Steve Miller wrote and released the song Fly Like an Eagle (and immortalized the line that time keeps on slipping into the future) around the time I started making all those memories at home and school. The lyrics seem to say that Miller wanted to spend his time helping the poor and soar to a place of freedom for everyone—but time keeps on slipping away.
Yes, it does. Hashtag agreed and all that.
Looking back, I’m not exactly sure what I would tell myself thirty years ago, or forty, or whatever—and to be honest, I’m not particularly interested since that ship has apparently sailed. What I would rather determine is what I would tell myself right now. I gave that question quite a bit of thought after this little peek in the time capsule, and do you know what I concluded?
I am sure that I, too, want to help the poor and soar to a place of freedom for everyone. But time apparently has a habit of going viral.
I elbowed my way through afternoon L.A. traffic to begin a four-hour mountain drive that ended in a surprising thunderstorm and finally some peace and quiet. Early the next morning I drove the few remaining miles to my destination: Manzanar.
I forget exactly when I learned about Manzanar, but it should have been sooner.
Asian-Americans endured prejudicial treatment prior to Pearl Harbor in 1941 but that terrible attack brought specific ethnic hostility to those of Japanese ancestry. In early 1942, FDR signed Executive Order 9066 that authorized the military to remove “any or all persons” from the West Coast and ultimately over 110,000 people of Japanese ancestry were incarcerated in ten American concentration camps simply because of their ethnicity. Ten thousand of those Japanese-Americans and Japanese immigrants were incarcerated in California at Manzanar.
My interest in visiting Manzanar intensified a few years ago when I learned that two of the ten wartime camps were located in Arkansas—I grew up in Arkansas and taught history in Arkansas and had never been told that Arkansas incarcerated 17,000 people of Japanese descent from California, half at Camp Jerome and half at Camp Rohwer. I knew then that I needed to visit Manzanar to feel the pain of a camp and ponder this terrible connection between my two “home” states—and my native country.
Manzanar is easy to visit on one hand: It is free, uncrowded, and only takes an hour or two to see everything there is to see. But it is difficult to visit as well. For what it represents, and what it proclaims.
Out of the 110,000+ imprisoned out of fear of espionage or sabotage, exactly zero were convicted of espionage or sabotage. That unwarranted fear destroyed many lives and families and even flirted with destroying a culture. In Hawaii where 158,000 Japanese-Americans faced less prejudice and enjoyed more freedom than those on the mainland, they were still discouraged from speaking the Japanese language and practicing the Buddhist religion.
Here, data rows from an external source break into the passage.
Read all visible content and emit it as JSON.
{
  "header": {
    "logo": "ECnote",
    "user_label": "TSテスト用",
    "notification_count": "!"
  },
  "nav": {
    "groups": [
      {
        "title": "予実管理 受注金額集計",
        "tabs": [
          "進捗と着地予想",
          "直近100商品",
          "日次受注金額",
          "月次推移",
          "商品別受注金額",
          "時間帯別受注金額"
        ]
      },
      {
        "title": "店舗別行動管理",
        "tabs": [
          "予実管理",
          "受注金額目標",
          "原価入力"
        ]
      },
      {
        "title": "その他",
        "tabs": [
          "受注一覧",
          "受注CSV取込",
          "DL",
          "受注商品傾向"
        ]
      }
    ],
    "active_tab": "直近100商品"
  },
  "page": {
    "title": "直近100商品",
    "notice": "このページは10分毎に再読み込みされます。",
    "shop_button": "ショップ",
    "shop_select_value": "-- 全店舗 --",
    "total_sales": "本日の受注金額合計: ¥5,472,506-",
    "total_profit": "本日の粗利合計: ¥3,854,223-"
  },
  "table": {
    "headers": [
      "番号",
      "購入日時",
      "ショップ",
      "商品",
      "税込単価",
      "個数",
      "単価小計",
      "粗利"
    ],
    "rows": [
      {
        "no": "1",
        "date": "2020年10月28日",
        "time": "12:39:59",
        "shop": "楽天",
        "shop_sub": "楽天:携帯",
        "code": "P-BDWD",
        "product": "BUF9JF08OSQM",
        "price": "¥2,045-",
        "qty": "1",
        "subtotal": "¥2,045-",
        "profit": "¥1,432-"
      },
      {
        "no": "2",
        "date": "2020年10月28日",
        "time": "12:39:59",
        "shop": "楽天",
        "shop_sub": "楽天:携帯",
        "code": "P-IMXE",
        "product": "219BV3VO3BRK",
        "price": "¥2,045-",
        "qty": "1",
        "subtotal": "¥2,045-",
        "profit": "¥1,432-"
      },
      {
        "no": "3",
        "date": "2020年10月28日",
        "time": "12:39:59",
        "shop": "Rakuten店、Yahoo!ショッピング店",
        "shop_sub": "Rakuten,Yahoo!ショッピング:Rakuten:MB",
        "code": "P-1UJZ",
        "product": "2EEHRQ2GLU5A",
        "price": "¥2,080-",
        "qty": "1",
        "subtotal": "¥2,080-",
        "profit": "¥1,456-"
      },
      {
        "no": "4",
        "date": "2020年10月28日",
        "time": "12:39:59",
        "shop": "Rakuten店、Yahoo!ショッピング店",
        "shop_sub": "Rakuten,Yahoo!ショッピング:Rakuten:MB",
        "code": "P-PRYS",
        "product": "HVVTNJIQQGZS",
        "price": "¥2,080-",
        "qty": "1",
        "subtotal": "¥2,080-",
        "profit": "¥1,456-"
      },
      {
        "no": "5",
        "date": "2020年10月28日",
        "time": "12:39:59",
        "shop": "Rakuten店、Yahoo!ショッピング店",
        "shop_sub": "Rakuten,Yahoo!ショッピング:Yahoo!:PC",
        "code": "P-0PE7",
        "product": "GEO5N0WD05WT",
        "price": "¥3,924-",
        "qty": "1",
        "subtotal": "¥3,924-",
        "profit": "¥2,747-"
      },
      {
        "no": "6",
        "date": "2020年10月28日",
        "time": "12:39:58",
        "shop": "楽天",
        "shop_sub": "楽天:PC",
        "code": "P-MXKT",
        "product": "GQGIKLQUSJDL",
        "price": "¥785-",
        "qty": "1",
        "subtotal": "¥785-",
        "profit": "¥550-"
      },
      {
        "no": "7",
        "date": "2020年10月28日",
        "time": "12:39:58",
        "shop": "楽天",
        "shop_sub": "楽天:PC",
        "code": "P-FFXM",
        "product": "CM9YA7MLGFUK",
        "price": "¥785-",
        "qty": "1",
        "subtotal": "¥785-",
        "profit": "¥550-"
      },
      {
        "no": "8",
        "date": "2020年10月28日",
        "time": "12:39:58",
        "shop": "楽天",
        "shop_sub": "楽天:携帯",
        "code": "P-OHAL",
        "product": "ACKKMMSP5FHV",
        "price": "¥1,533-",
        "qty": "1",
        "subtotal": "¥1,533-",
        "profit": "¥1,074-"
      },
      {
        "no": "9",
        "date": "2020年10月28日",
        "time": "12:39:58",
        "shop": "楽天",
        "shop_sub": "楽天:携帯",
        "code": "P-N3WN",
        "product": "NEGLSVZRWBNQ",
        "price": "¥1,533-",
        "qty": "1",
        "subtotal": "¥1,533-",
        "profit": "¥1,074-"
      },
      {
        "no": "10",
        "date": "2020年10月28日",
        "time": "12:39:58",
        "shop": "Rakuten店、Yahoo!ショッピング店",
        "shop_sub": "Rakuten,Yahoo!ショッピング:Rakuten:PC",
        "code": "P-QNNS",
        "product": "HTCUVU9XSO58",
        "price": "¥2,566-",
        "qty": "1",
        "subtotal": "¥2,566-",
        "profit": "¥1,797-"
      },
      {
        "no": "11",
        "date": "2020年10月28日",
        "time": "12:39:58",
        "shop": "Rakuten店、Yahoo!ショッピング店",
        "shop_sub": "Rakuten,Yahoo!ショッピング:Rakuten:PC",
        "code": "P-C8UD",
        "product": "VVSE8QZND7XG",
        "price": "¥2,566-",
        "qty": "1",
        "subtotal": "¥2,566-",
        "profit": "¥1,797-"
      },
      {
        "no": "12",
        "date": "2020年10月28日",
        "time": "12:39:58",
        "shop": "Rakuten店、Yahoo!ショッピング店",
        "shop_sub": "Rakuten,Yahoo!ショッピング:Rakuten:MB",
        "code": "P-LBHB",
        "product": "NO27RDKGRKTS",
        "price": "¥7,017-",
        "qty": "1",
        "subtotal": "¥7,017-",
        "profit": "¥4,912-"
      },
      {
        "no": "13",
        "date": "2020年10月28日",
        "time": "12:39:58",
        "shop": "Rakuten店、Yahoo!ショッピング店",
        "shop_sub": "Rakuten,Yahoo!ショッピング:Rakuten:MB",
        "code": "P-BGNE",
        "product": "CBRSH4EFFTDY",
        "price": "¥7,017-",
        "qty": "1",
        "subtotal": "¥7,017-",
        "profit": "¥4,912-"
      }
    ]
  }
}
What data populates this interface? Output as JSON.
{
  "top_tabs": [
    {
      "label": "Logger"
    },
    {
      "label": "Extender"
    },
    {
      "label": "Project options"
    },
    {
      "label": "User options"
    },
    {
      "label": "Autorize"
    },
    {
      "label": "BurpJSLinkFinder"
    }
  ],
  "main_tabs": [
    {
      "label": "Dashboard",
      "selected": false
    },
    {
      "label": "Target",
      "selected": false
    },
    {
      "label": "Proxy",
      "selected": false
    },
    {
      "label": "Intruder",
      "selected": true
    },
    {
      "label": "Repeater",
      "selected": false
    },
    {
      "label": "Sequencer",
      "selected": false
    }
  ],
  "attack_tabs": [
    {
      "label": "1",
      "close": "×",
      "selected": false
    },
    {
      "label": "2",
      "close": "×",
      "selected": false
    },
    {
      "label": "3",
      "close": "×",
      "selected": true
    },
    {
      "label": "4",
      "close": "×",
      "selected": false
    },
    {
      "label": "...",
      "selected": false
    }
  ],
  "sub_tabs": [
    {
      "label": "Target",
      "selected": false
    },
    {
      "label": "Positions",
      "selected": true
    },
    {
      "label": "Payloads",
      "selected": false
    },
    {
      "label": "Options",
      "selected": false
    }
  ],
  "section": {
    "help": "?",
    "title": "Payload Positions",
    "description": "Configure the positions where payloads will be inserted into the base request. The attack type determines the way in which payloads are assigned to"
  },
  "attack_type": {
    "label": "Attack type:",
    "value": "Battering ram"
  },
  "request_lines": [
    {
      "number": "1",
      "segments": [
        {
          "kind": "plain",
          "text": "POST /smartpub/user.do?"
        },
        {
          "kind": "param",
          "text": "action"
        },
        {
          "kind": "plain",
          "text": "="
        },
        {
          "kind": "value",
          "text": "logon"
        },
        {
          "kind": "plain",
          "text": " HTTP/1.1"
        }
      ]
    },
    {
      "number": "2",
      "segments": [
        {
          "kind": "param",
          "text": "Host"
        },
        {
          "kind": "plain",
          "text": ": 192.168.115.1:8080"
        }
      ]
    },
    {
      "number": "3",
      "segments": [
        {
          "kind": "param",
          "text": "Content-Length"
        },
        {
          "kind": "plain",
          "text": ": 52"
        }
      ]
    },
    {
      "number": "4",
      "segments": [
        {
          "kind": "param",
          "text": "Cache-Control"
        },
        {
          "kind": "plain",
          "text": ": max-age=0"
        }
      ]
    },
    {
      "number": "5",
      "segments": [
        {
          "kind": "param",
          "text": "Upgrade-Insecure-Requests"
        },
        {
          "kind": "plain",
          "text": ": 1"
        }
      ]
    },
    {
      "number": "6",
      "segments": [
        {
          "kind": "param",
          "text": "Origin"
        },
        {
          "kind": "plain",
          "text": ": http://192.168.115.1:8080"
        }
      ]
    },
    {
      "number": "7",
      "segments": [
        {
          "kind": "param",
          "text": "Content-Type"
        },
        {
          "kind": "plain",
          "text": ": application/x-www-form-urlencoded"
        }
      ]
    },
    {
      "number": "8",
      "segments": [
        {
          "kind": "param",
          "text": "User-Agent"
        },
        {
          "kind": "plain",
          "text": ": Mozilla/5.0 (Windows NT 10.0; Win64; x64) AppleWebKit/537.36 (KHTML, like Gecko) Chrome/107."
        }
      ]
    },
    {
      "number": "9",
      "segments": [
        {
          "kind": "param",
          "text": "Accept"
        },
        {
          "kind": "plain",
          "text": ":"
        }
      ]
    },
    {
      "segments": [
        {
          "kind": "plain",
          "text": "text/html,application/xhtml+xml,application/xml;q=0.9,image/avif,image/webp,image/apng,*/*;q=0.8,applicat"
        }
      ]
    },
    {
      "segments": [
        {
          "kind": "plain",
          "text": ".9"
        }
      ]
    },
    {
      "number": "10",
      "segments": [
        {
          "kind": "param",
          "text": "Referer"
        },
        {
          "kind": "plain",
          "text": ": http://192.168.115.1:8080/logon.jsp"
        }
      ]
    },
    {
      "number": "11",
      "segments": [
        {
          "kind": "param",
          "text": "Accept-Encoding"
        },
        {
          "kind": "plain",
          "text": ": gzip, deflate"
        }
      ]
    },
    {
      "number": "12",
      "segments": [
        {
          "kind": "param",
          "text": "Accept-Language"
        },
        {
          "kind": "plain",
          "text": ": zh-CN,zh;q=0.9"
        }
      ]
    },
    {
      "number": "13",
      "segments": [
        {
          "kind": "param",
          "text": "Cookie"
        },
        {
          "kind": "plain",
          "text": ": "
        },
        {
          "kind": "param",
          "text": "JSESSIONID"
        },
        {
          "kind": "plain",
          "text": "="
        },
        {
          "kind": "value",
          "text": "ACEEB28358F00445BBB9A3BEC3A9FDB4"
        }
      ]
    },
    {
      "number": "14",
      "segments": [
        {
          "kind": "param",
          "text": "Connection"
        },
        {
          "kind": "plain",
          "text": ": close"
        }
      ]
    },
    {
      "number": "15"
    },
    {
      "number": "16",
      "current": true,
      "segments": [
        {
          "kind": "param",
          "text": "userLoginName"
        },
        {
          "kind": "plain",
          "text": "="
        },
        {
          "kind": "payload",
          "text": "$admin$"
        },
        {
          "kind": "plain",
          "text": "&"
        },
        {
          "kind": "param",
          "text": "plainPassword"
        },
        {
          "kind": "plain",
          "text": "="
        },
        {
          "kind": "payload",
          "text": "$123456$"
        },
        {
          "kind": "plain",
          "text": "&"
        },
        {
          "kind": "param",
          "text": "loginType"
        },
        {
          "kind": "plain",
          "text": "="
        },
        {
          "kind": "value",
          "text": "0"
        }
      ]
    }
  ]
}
Hawaii’s military governor explained why: “We must remember that this is America and we must do things the American Way.”
And what, pray tell, did this chapter of American history communicate about the American Way?
The barbed wire at Manzanar stands as a reminder of how fear and power work together. But Manzanar also reminds us of the potential resilience of oppressed people and that even when fear and power lace up on the same team that victims can band together and rise above their circumstances. Possibly my favorite poster in the visitor’s center hung outside the theater and featured a quote from Hank Umemoto: “We were screwed, but then we made the most out of it and we turned Manzanar into a community.”
May there be no more Manzanars. But in the meanwhile, may all such peoples find that kind of courage and hope.
Posted in Original Essays
Tagged america, american way, arkansas, california, camp jerome, camp rohwer, community, executive orders, fdr, fear, hank umemoto, hawaii, hope, japan, japanese-american, manzanar, power, resilience, united states